(SUPPLIED DATA)
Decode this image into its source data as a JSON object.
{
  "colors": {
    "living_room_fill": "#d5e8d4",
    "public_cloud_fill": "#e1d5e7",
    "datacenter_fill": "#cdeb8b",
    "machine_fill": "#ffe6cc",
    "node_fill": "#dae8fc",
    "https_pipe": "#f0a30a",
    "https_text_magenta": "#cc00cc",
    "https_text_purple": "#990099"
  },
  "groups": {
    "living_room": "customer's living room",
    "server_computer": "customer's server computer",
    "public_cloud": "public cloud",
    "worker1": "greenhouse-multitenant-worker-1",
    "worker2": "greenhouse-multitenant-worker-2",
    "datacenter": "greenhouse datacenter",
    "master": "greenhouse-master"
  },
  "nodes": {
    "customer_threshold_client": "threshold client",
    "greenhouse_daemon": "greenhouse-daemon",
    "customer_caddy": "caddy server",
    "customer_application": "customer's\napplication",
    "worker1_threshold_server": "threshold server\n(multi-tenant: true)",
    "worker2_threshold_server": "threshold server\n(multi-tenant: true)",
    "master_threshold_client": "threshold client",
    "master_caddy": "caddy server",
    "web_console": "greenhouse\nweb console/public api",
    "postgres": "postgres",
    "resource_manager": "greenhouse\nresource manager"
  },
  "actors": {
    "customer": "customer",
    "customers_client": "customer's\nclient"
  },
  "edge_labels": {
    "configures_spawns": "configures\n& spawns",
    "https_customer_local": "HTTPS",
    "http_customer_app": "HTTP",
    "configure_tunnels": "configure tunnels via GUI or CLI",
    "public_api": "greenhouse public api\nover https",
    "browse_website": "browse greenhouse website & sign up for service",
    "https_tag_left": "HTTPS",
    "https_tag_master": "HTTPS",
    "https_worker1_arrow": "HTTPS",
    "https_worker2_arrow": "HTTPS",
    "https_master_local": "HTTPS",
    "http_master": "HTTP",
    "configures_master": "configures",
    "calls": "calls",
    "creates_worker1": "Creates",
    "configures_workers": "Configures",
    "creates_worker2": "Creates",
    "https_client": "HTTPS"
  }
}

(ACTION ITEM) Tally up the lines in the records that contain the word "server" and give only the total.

(TASK RESULT) 5